(Records contained in a dataset)
"""
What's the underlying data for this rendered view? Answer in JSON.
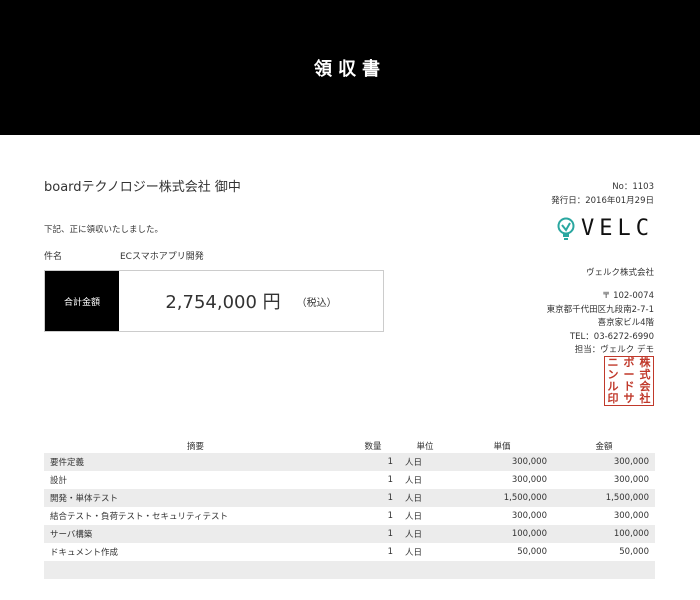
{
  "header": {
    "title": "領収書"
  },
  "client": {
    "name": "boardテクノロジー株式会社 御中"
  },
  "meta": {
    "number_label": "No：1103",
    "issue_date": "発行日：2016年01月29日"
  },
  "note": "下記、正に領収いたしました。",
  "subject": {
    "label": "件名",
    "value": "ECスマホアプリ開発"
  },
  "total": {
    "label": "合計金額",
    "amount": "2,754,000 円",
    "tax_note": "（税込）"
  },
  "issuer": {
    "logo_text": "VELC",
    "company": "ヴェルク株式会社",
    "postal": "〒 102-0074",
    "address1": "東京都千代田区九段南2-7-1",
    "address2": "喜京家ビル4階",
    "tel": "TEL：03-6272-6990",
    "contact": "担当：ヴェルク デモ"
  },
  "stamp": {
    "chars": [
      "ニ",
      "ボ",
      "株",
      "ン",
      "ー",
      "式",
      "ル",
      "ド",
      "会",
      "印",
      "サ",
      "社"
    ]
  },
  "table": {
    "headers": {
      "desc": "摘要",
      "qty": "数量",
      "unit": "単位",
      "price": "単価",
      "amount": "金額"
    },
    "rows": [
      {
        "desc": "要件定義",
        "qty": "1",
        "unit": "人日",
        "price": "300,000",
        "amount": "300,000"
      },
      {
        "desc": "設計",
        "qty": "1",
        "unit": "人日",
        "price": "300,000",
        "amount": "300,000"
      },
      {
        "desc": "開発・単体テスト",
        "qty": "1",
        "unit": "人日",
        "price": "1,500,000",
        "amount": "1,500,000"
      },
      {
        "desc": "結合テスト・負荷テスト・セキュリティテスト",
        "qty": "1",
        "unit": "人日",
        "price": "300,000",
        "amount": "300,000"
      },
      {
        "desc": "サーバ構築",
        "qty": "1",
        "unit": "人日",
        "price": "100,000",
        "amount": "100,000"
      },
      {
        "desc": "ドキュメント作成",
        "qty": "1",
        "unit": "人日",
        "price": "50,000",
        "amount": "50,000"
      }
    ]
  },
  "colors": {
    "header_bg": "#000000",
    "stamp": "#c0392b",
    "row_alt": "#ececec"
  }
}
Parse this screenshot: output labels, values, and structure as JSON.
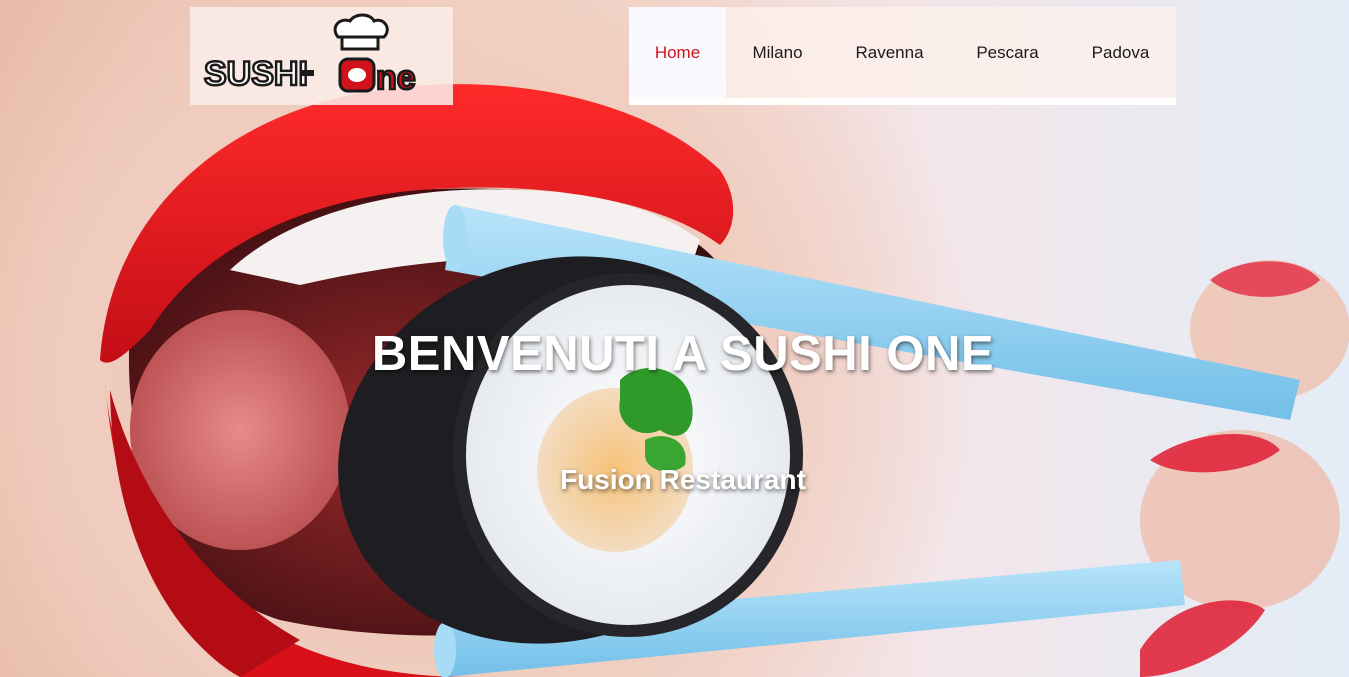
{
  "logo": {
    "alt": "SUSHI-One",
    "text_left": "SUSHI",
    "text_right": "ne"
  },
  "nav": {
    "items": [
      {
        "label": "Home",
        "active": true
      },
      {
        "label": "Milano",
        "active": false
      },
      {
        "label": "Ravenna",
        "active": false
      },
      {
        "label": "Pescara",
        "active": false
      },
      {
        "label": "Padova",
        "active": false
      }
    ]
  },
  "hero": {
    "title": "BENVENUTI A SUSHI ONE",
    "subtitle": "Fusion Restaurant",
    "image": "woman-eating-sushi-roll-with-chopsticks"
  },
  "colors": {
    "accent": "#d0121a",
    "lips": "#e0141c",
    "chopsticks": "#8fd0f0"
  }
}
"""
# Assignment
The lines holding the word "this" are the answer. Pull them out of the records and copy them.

# Response below
What's the underlying data for this rendered view? Answer in JSON.
Parse this screenshot: output labels, values, and structure as JSON.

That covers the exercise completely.